Exercise objective: Please output the data exactly, minus pictures.

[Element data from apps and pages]
::::::

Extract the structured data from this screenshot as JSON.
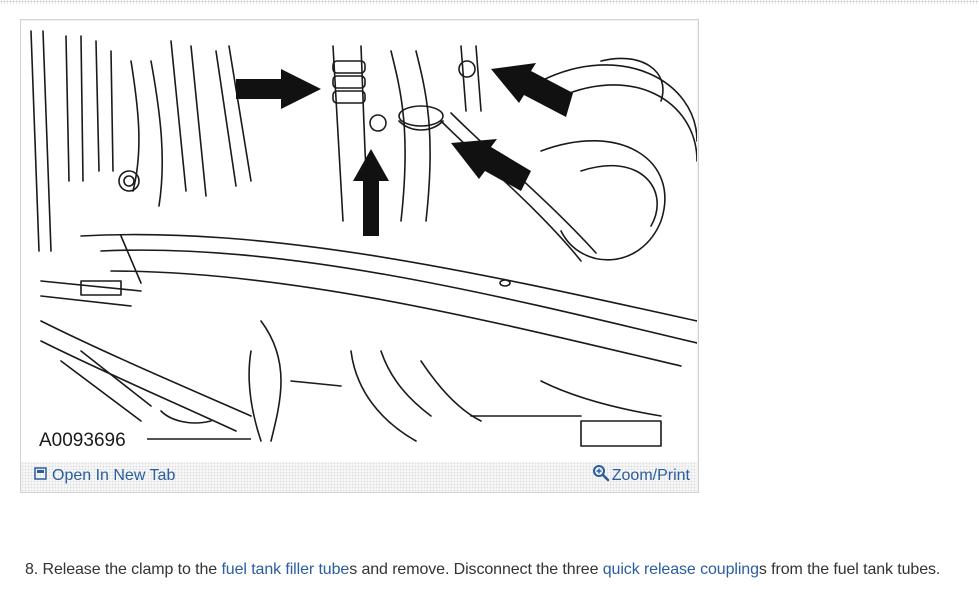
{
  "figure": {
    "part_number": "A0093696",
    "open_in_new_tab_label": "Open In New Tab",
    "zoom_print_label": "Zoom/Print",
    "open_icon": "new-tab-icon",
    "zoom_icon": "magnifier-icon"
  },
  "step": {
    "number": "8.",
    "text_part1": " Release the clamp to the ",
    "link1": "fuel tank filler tube",
    "text_part2": "s and remove. Disconnect the three ",
    "link2": "quick release coupling",
    "text_part3": "s from the fuel tank tubes."
  },
  "colors": {
    "link": "#2a5d9f",
    "body_text": "#333333",
    "frame_border": "#d2d2d2"
  }
}
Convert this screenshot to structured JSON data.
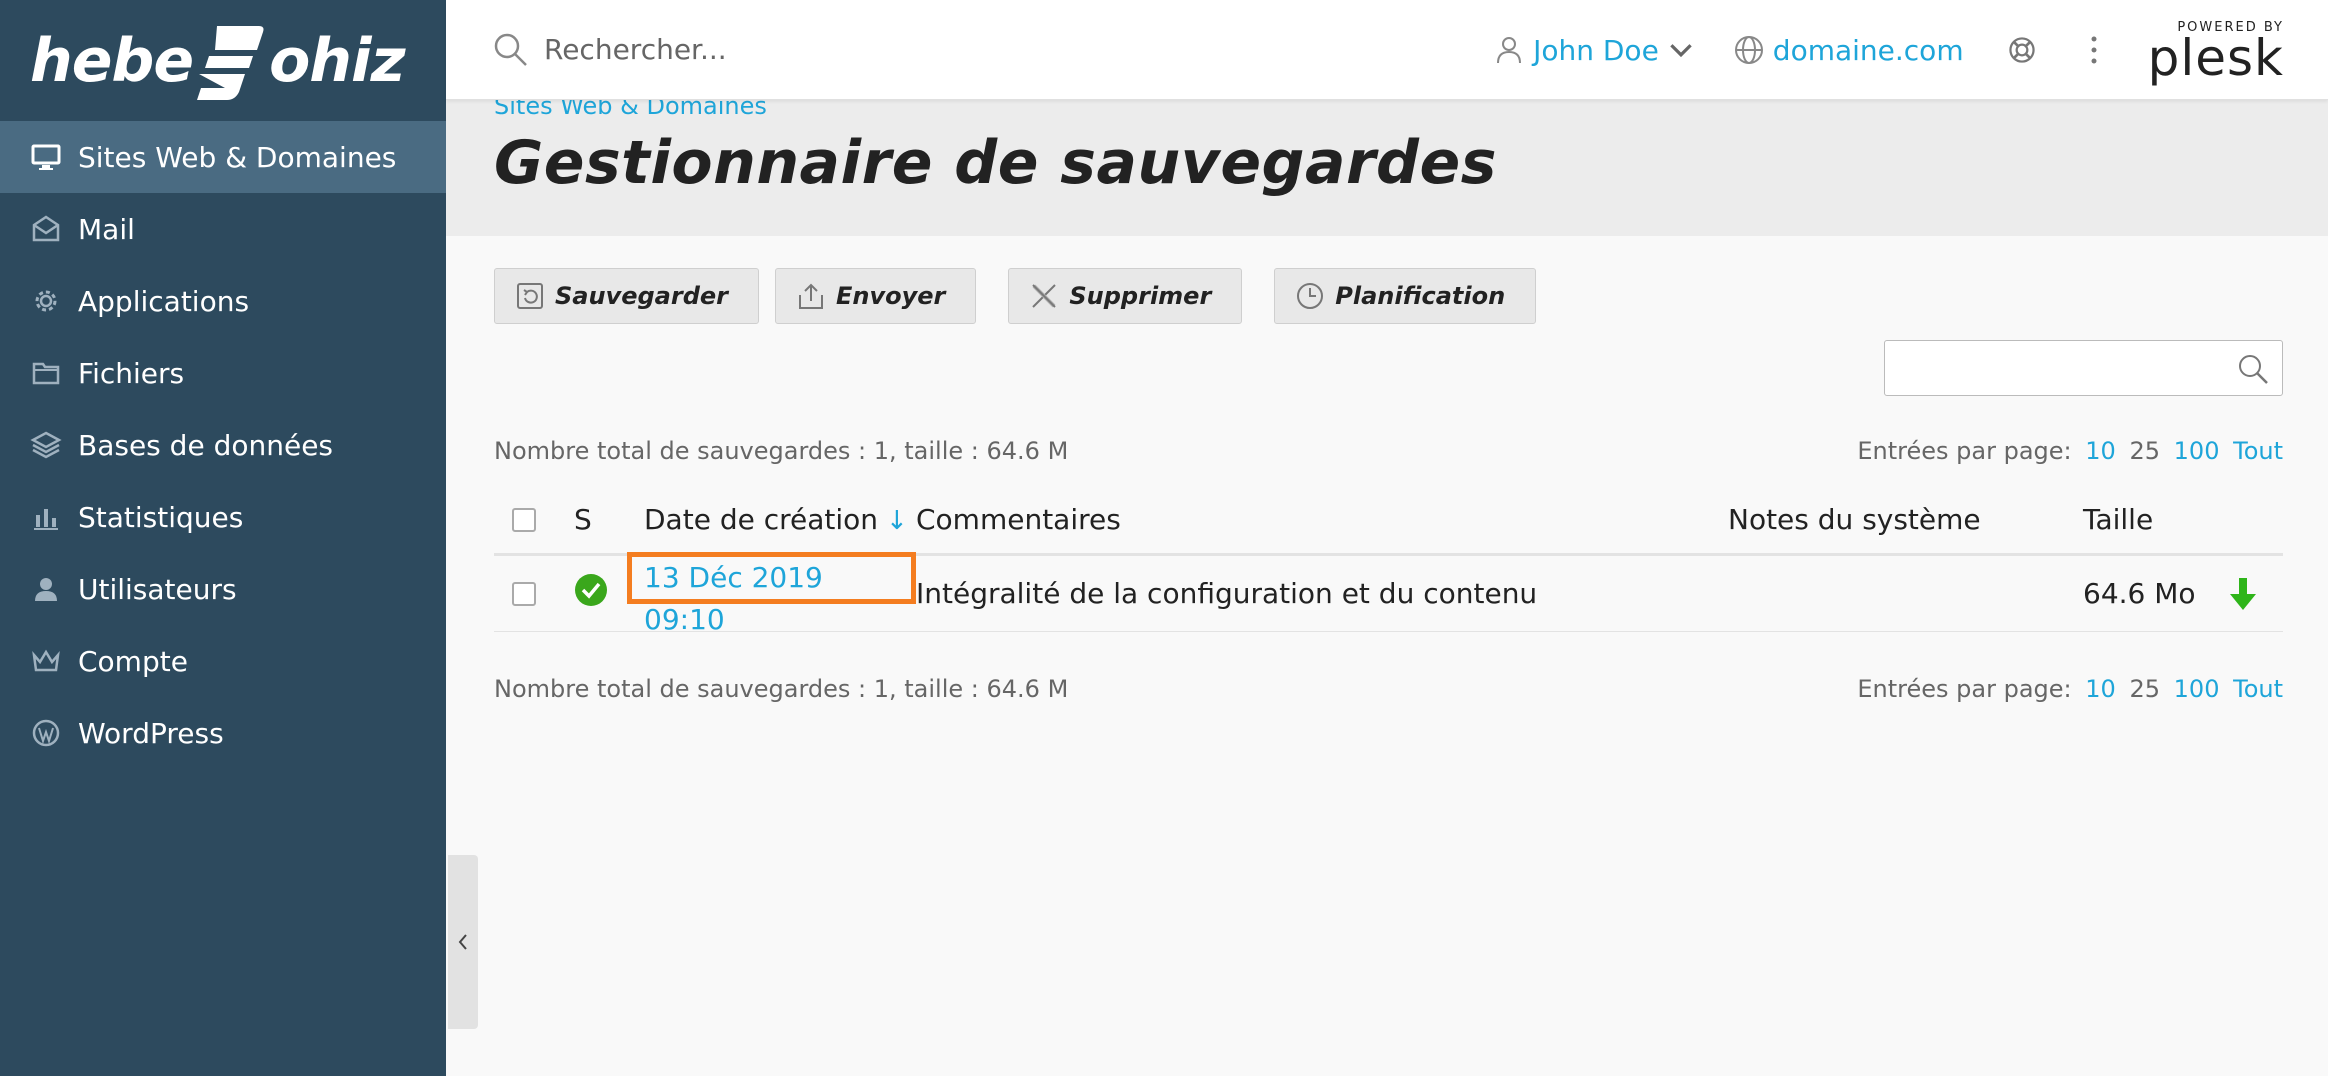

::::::

Task solution:
Extract the structured data from this screenshot as JSON.
{
  "figure": {
    "part_number": "A0093696",
    "open_in_new_tab_label": "Open In New Tab",
    "zoom_print_label": "Zoom/Print",
    "open_icon": "new-tab-icon",
    "zoom_icon": "magnifier-icon"
  },
  "step": {
    "number": "8.",
    "text_part1": " Release the clamp to the ",
    "link1": "fuel tank filler tube",
    "text_part2": "s and remove. Disconnect the three ",
    "link2": "quick release coupling",
    "text_part3": "s from the fuel tank tubes."
  },
  "colors": {
    "link": "#2a5d9f",
    "body_text": "#333333",
    "frame_border": "#d2d2d2"
  }
}
Convert this screenshot to structured JSON data.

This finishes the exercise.